What inspired you to take this career path?
My inspiration lay solely in my intense desire to express myself in the most fulfilling way I knew as an artist and to help others who had the same desire. The soul of an artist craves expansive expression and a variety of outlets. By immersing myself in music, I created for myself an entire world of possibilities for bringing my inner self to life and sharing myself with the world. I mean that in no narcissistic sense whatsoever; for me, self-expression is as necessary as breathing. I require it to thrive and to exist, and I greatly enjoy assisting others in finding their outlets so they can do the same.
Was there ever a time when you experienced self-doubt or became discouraged in what you were doing and if so, how did you work through that?
There was, and I did, as does any artist.

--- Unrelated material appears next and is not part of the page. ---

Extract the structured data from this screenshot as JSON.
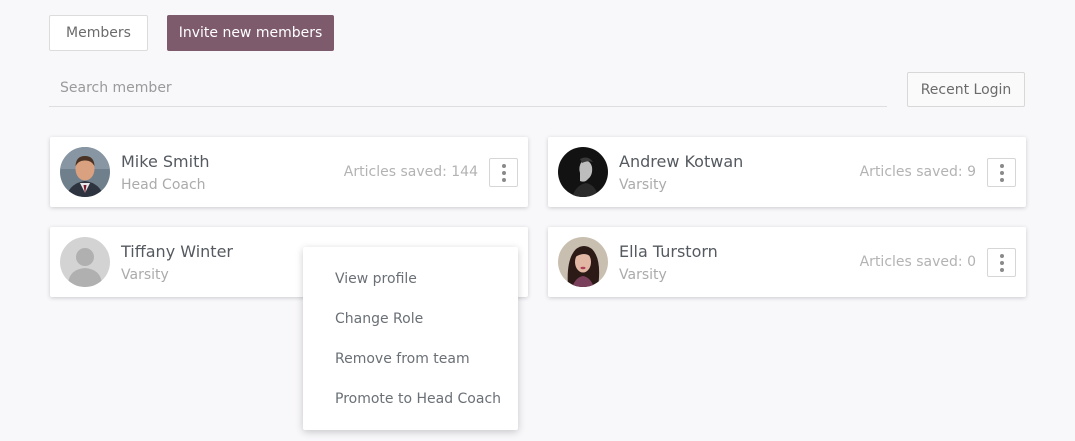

One may start their journey of expression as a personal endeavor, but such an undertaking, by its very nature, becomes competitive in a world so replete with incredible talent. Other individuals display gifts that, in your eyes, far outshine your own, and in such instances, it is easy to lose sight of the fact that you are an individual with unique gifts and talents of your own, and a singular desire to express them as only you can. Regardless of the tremendous talents in the world, yours is unique and unmatched by anyone else. One must keep sight of this and share their talents with the world as only they may do.
Do you remember your very first client?

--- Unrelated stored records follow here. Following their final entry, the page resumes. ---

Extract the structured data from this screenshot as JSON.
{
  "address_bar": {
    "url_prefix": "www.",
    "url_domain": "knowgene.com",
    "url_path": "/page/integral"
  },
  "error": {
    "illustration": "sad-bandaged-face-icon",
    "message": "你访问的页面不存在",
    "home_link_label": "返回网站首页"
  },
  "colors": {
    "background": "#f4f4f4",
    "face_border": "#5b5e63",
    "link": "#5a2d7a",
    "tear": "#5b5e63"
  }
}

I do. I was fortunate enough to have a referral made by one of my mentors who knew someone who had very exacting requirements and was looking to have some very specific work done. I was honored to know that he saw in me my dedication and absolute respect for the craft. From that project, I was well on my way to others, having received glowing recommendations from both my mentor as well as the client he had referred to me.
What legacy would you like to leave behind? What do you most want to be remembered for as a conductor and composer?
I want nothing more than to be remembered fondly for having helped others to realize their dream of fully expressing themselves through their artistic endeavors and musical gifts.